Airbnb-Headquarter: a showcase for being on holiday and at home
By Wojciech Czaja, 20.05.2019
The new Airbnb headquarters in San Francisco plays with the feelings of being on holiday and at home. The heterogeneous design of the offices and conference rooms is designed to reflect the diversity of the Airbnb portfolio.
A lot of light, an ambience like home, and every couple minutes a young employee comes by with a little designer trolley, as if one were in the middle of a railway station. “That’s exactly as it should be,” says Jenna Cushner, Head of Ground Control, “as ultimately we are all hosts and guests here at the same time, and this quality and hospitality should also be reflected in our new headquarters, right?”
Airbnb, established in 2007, manages private accommodations in 192 countries and over 34,000 cities. Despite increasing competition the trend of the private lodgings on holiday is snowballing like an unstoppable avalanche for what was then a start-up company. The Airbnb family is constantly growing. Hence the internet company – now with 400 employees – settled down a few months ago in an old, completely refurbished warehouse in SoMa (South of Market). Where formally paper products and later also batteries were manufactured, this is where the global administrative centre for accommodations outside of hotels, resorts and co is now located. “
Airbnb distinguishes itself in that no two private accommodations in the world are the same,” explains Bert deViterbo, project manager in the responsible, international architect firm, Gensler. “That is a feature that Airbnb customers appreciate very much. We therefore wanted to also transfer this phenomenon into the new centre in SoMa.” The result of this heterogeneous design premise: On the total of 7,200 square metres in the paper factory built in 1917 no room is precisely like the other. Every lounge, every workplace, every conference room is subordinate to a different concept.
In the 1970s apartment, the black & white pop apartment from the late 70s, pure Vitra culture, grandma’s knitting room, dad’s study and the airy conference room, which suggests in the best Playboy style that you’re not only in the middle of the sixties but also at a party pool in Palm Springs or Las Vegas.

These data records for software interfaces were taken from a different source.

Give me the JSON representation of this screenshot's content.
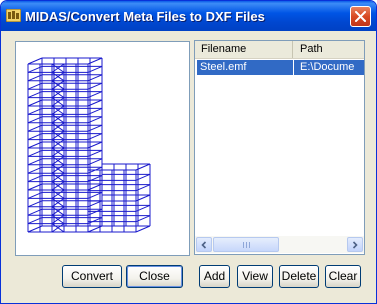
{
  "window": {
    "title": "MIDAS/Convert Meta Files to DXF Files",
    "icon": "midas-app-icon",
    "close_icon": "close-icon"
  },
  "preview": {
    "description_icon": "structure-preview-icon"
  },
  "file_list": {
    "columns": [
      {
        "label": "Filename"
      },
      {
        "label": "Path"
      }
    ],
    "rows": [
      {
        "filename": "Steel.emf",
        "path": "E:\\Docume",
        "selected": true
      }
    ],
    "selection_color": "#316ac5"
  },
  "buttons": {
    "convert": "Convert",
    "close": "Close",
    "add": "Add",
    "view": "View",
    "delete": "Delete",
    "clear": "Clear"
  },
  "colors": {
    "title_bar": "#0055e5",
    "client_bg": "#ece9d8",
    "structure_lines": "#1a1acc"
  }
}
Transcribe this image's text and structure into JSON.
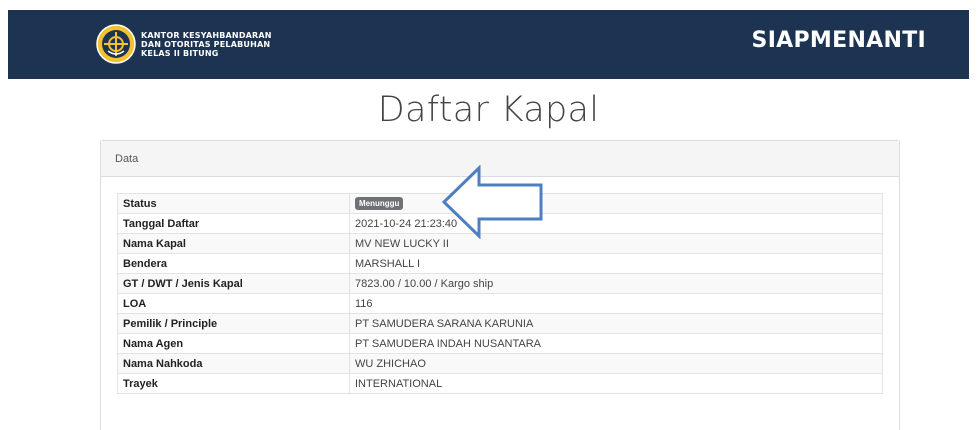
{
  "header": {
    "logo_lines": [
      "KANTOR KESYAHBANDARAN",
      "DAN OTORITAS PELABUHAN",
      "KELAS II BITUNG"
    ],
    "brand": "SIAPMENANTI",
    "colors": {
      "bar": "#1d3352",
      "emblem": "#f2c230"
    }
  },
  "page": {
    "title": "Daftar Kapal"
  },
  "panel": {
    "heading": "Data"
  },
  "details": [
    {
      "label": "Status",
      "value": "Menunggu"
    },
    {
      "label": "Tanggal Daftar",
      "value": "2021-10-24 21:23:40"
    },
    {
      "label": "Nama Kapal",
      "value": "MV NEW LUCKY II"
    },
    {
      "label": "Bendera",
      "value": "MARSHALL I"
    },
    {
      "label": "GT / DWT / Jenis Kapal",
      "value": "7823.00 / 10.00 / Kargo ship"
    },
    {
      "label": "LOA",
      "value": "116"
    },
    {
      "label": "Pemilik / Principle",
      "value": "PT SAMUDERA SARANA KARUNIA"
    },
    {
      "label": "Nama Agen",
      "value": "PT SAMUDERA INDAH NUSANTARA"
    },
    {
      "label": "Nama Nahkoda",
      "value": "WU ZHICHAO"
    },
    {
      "label": "Trayek",
      "value": "INTERNATIONAL"
    }
  ],
  "annotation": {
    "arrow_color": "#4f7fc0",
    "arrow_direction": "left"
  }
}
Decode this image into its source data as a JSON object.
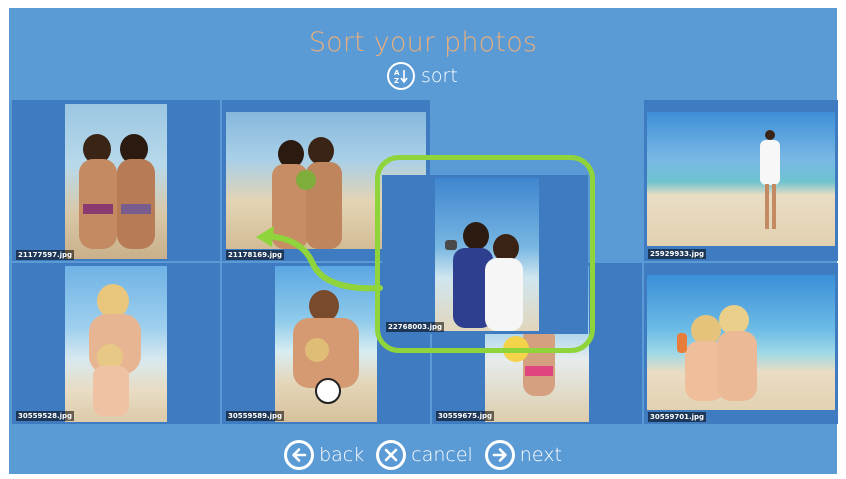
{
  "header": {
    "title": "Sort your photos",
    "sort_label": "sort",
    "sort_icon": "sort-az-icon"
  },
  "photos": [
    {
      "filename": "21177597.jpg"
    },
    {
      "filename": "21178169.jpg"
    },
    {
      "filename": "25929933.jpg"
    },
    {
      "filename": "30559528.jpg"
    },
    {
      "filename": "30559589.jpg"
    },
    {
      "filename": "30559675.jpg"
    },
    {
      "filename": "30559701.jpg"
    },
    {
      "filename": "22768003.jpg"
    }
  ],
  "footer": {
    "back_label": "back",
    "cancel_label": "cancel",
    "next_label": "next"
  },
  "colors": {
    "background": "#5b9bd5",
    "tile": "#3f7bc1",
    "title": "#ecae79",
    "highlight": "#8ed43a"
  }
}
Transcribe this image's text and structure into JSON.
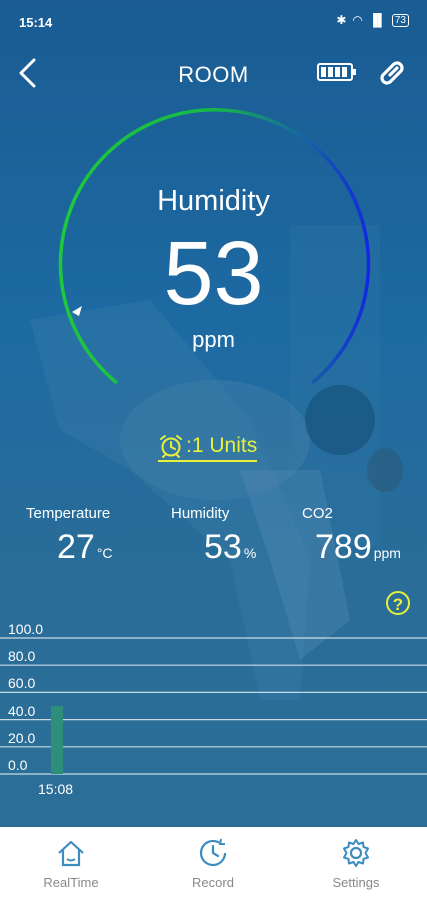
{
  "status_bar": {
    "time": "15:14",
    "battery": "73"
  },
  "header": {
    "title": "ROOM"
  },
  "gauge": {
    "label": "Humidity",
    "value": "53",
    "unit": "ppm",
    "level_fraction": 0.53
  },
  "alarm": {
    "text": ":1 Units"
  },
  "stats": [
    {
      "label": "Temperature",
      "value": "27",
      "unit": "°C"
    },
    {
      "label": "Humidity",
      "value": "53",
      "unit": "%"
    },
    {
      "label": "CO2",
      "value": "789",
      "unit": "ppm"
    }
  ],
  "chart_data": {
    "type": "bar",
    "categories": [
      "15:08"
    ],
    "values": [
      50
    ],
    "ylim": [
      0,
      100
    ],
    "y_ticks": [
      "100.0",
      "80.0",
      "60.0",
      "40.0",
      "20.0",
      "0.0"
    ],
    "grid": true
  },
  "nav": [
    {
      "label": "RealTime",
      "icon": "home-icon"
    },
    {
      "label": "Record",
      "icon": "clock-icon"
    },
    {
      "label": "Settings",
      "icon": "gear-icon"
    }
  ],
  "colors": {
    "accent_yellow": "#e9f03c",
    "nav_icon": "#3c8cc0",
    "gauge_green": "#1ec83c",
    "gauge_blue": "#1428e0"
  }
}
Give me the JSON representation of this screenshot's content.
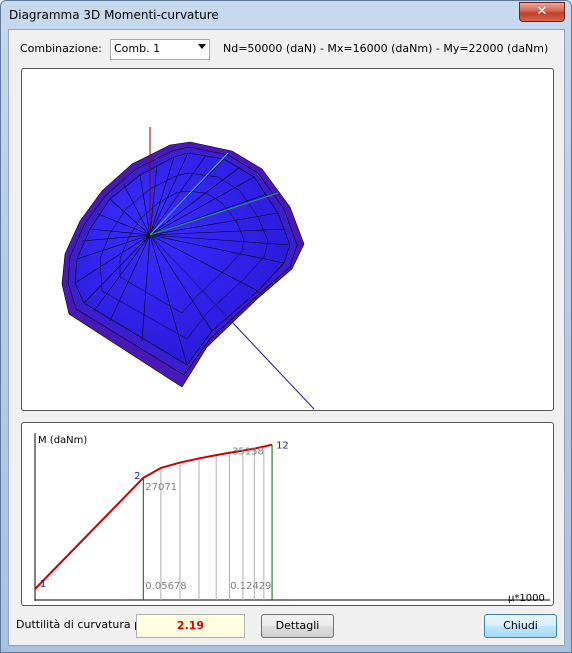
{
  "window": {
    "title": "Diagramma 3D Momenti-curvature",
    "close_label": "✕"
  },
  "toolbar": {
    "combination_label": "Combinazione:",
    "combination_value": "Comb. 1",
    "forces_text": "Nd=50000 (daN) - Mx=16000 (daNm) - My=22000 (daNm)"
  },
  "chart_data": {
    "type": "line",
    "ylabel": "M (daNm)",
    "xlabel": "μ*1000",
    "points": [
      {
        "x": 0.0,
        "y": 0
      },
      {
        "x": 0.05678,
        "y": 27071
      },
      {
        "x": 0.066,
        "y": 29500
      },
      {
        "x": 0.076,
        "y": 30800
      },
      {
        "x": 0.086,
        "y": 31800
      },
      {
        "x": 0.095,
        "y": 32600
      },
      {
        "x": 0.102,
        "y": 33200
      },
      {
        "x": 0.109,
        "y": 33700
      },
      {
        "x": 0.115,
        "y": 34200
      },
      {
        "x": 0.12,
        "y": 34700
      },
      {
        "x": 0.12429,
        "y": 35158
      }
    ],
    "point_labels": [
      {
        "index": 0,
        "text": "1"
      },
      {
        "index": 1,
        "text": "2"
      },
      {
        "index": 10,
        "text": "12"
      }
    ],
    "value_labels": [
      "27071",
      "35158",
      "0.05678",
      "0.12429"
    ],
    "xlim": [
      0,
      0.27
    ],
    "ylim": [
      0,
      38000
    ],
    "colors": {
      "curve": "#cc0000",
      "yield_line": "#006400",
      "grid": "#b0b0b0",
      "point_label": "#1c1cb4"
    }
  },
  "footer": {
    "ductility_label": "Duttilità di curvatura μf:",
    "ductility_value": "2.19",
    "details_button": "Dettagli",
    "close_button": "Chiudi"
  }
}
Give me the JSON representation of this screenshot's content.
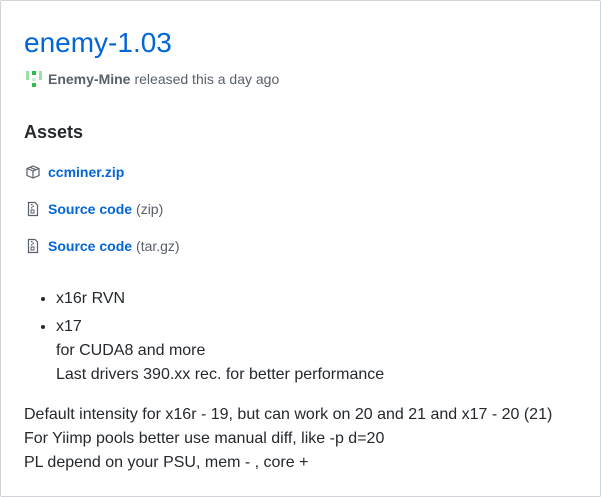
{
  "release": {
    "title": "enemy-1.03",
    "author": "Enemy-Mine",
    "released_text": "released this a day ago"
  },
  "assets": {
    "heading": "Assets",
    "items": [
      {
        "label": "ccminer.zip",
        "ext": "",
        "icon": "package-icon"
      },
      {
        "label": "Source code",
        "ext": "(zip)",
        "icon": "file-zip-icon"
      },
      {
        "label": "Source code",
        "ext": "(tar.gz)",
        "icon": "file-zip-icon"
      }
    ]
  },
  "notes": {
    "bullets": [
      {
        "text": "x16r RVN",
        "lines": []
      },
      {
        "text": "x17",
        "lines": [
          "for CUDA8 and more",
          "Last drivers 390.xx rec. for better performance"
        ]
      }
    ],
    "paragraph_lines": [
      "Default intensity for x16r - 19, but can work on 20 and 21 and x17 - 20 (21)",
      "For Yiimp pools better use manual diff, like -p d=20",
      "PL depend on your PSU, mem - , core +"
    ]
  },
  "colors": {
    "link": "#0366d6",
    "text": "#24292e",
    "muted": "#586069",
    "avatar": "#2cbe4e"
  }
}
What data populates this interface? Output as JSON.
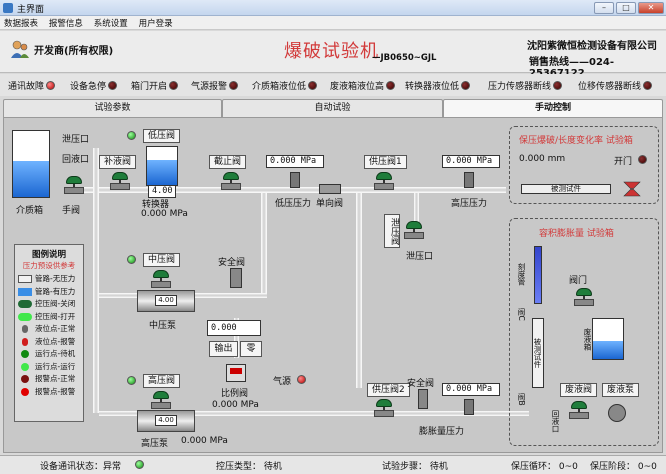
{
  "window": {
    "title": "主界面",
    "min": "–",
    "max": "□",
    "close": "✕"
  },
  "menu": [
    "数据报表",
    "报警信息",
    "系统设置",
    "用户登录"
  ],
  "header": {
    "user": "开发商(所有权限)",
    "title": "爆破试验机",
    "model": "—JB0650~GJL",
    "company": "沈阳紫微恒检测设备有限公司",
    "hotline": "销售热线——024-25367122"
  },
  "alarms": [
    {
      "label": "通讯故障",
      "color": "#d10000"
    },
    {
      "label": "设备急停",
      "color": "#7a1010"
    },
    {
      "label": "箱门开启",
      "color": "#7a1010"
    },
    {
      "label": "气源报警",
      "color": "#7a1010"
    },
    {
      "label": "介质箱液位低",
      "color": "#7a1010"
    },
    {
      "label": "废液箱液位高",
      "color": "#7a1010"
    },
    {
      "label": "转换器液位低",
      "color": "#7a1010"
    },
    {
      "label": "压力传感器断线",
      "color": "#7a1010"
    },
    {
      "label": "位移传感器断线",
      "color": "#7a1010"
    }
  ],
  "tabs": [
    "试验参数",
    "自动试验",
    "手动控制"
  ],
  "canvas": {
    "medium_tank": "介质箱",
    "outlet": "泄压口",
    "return": "回液口",
    "hand_valve": "手阀",
    "fill_valve": "补液阀",
    "low_valve": "低压阀",
    "converter": "转换器",
    "converter_disp": "4.00",
    "converter_pressure": "0.000 MPa",
    "stop_valve": "截止阀",
    "low_pressure_readout": "0.000 MPa",
    "low_pressure": "低压压力",
    "check_valve": "单向阀",
    "supply_valve1": "供压阀1",
    "high_pressure_readout": "0.000 MPa",
    "high_pressure": "高压压力",
    "relief_valve": "泄压阀",
    "relief_outlet": "泄压口",
    "mid_valve": "中压阀",
    "safety_valve": "安全阀",
    "mid_pump": "中压泵",
    "mid_pump_disp": "4.00",
    "spin_value": "0.000",
    "output_btn": "输出",
    "zero_btn": "零",
    "high_valve": "高压阀",
    "gas_source": "气源",
    "prop_valve": "比例阀",
    "prop_pressure": "0.000 MPa",
    "high_pump": "高压泵",
    "high_pump_pressure": "0.000 MPa",
    "high_pump_disp": "4.00",
    "supply_valve2": "供压阀2",
    "safety_valve2": "安全阀",
    "expand_readout": "0.000 MPa",
    "expand_pressure": "膨胀量压力",
    "legend_title": "图例说明",
    "legend_sub": "压力预设供参考",
    "legend": [
      {
        "label": "管路-无压力",
        "color": "#f2f2f2"
      },
      {
        "label": "管路-有压力",
        "color": "#3a8ee6"
      },
      {
        "label": "控压阀-关闭",
        "color": "#1f6a35"
      },
      {
        "label": "控压阀-打开",
        "color": "#41e84b"
      },
      {
        "label": "液位点-正常",
        "color": "#666666"
      },
      {
        "label": "液位点-报警",
        "color": "#d01c1c"
      },
      {
        "label": "运行点-待机",
        "color": "#118a11"
      },
      {
        "label": "运行点-运行",
        "color": "#41e84b"
      },
      {
        "label": "报警点-正常",
        "color": "#7a1010"
      },
      {
        "label": "报警点-报警",
        "color": "#e00000"
      }
    ],
    "burst_box_title": "保压爆破/长度变化率  试验箱",
    "burst_mm": "0.000  mm",
    "open_door": "开门",
    "specimen": "被测试件",
    "volume_box_title": "容积膨胀量  试验箱",
    "scale_label": "刻度管",
    "valve_a": "阀门",
    "valve_c": "阀C",
    "valve_b": "阀B",
    "vertical_specimen": "被测试件",
    "waste_tank": "废液箱",
    "waste_valve": "废液阀",
    "waste_pump": "废液泵",
    "return_port": "回液口"
  },
  "status": {
    "comm": "设备通讯状态：异常",
    "control": "控压类型：  待机",
    "step": "试验步骤：  待机",
    "cycle": "保压循环：  0~0",
    "stage": "保压阶段：  0~0"
  }
}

And with a bit of luck you can find yourself suddenly in Bali again. “The idea was to make a fictitious reconstruction of the entire Airbnb portfolio,” says deViterbo. “Everything that can be rented through Airbnb, should be qualitatively reflected in this somewhat unusual office building, as ultimately it is important to give employees an impression of the branch and the ambience that they are working in on a day-to-day basis.”
And the planning was by no means only intuitive: In collaboration with the interior designer, Interior Design Fair (IDF), it was oriented to existing private landlords in California – the enormous Airbnb image database was thereby helpful – and out of this repertoire a wild, heterogeneous blend was recreated. The furniture for this came from classic furniture companies, second hand dealers and vintage stores. Many items were also bought on eBay, however. Other furniture was donated by well-wishers, of which Gensler and IDF are proud. “Planning something like this can’t simply be done by the book,” says deViterbo. “It’s only possible to realise such an office building with a great deal of time and a lot of love for the detail.”
Diffuse daylight streams through the roof from above. The square atrium, the five-storey centrepiece of the new Airbnb headquarters, makes one almost believe they’re already on holiday. It is impossible to imagine that you’re just a few metres from the restored paper plant on the corner of Brannan and 8th Street of the bustling San Francisco Bayshore Freeway. Thermally and acoustically the old industrial structure, which had been repurposed and renovated beyond recognition in the last decade, was perfectly insulated. Even the historic glass façade, which was in parts covered up and sealed in with bricks, was rebuilt once more. In the end, the planning and construction efforts were awarded the “Green Building Silver” by the US Green Building Council (USGBC).
A final view upwards: Young, slender silhouettes from the iPad generation flit back and forth in the galleries above like fragments of mobility. At noon the show grows denser in the airy heights. No wonder. A theatre, library and staff canteen are located on the uppermost storey of the “accommodation factory”. New York designer and illustrator Timothy Goodman has painted a total of 115 holiday “moments” on plywood here, which now dangle behind the dining tables in salon hang style. The whole thing is a bit reminiscent of Ikea. Of course this association is also quite welcome at Airbnb. “Ikea? That’s home, too!”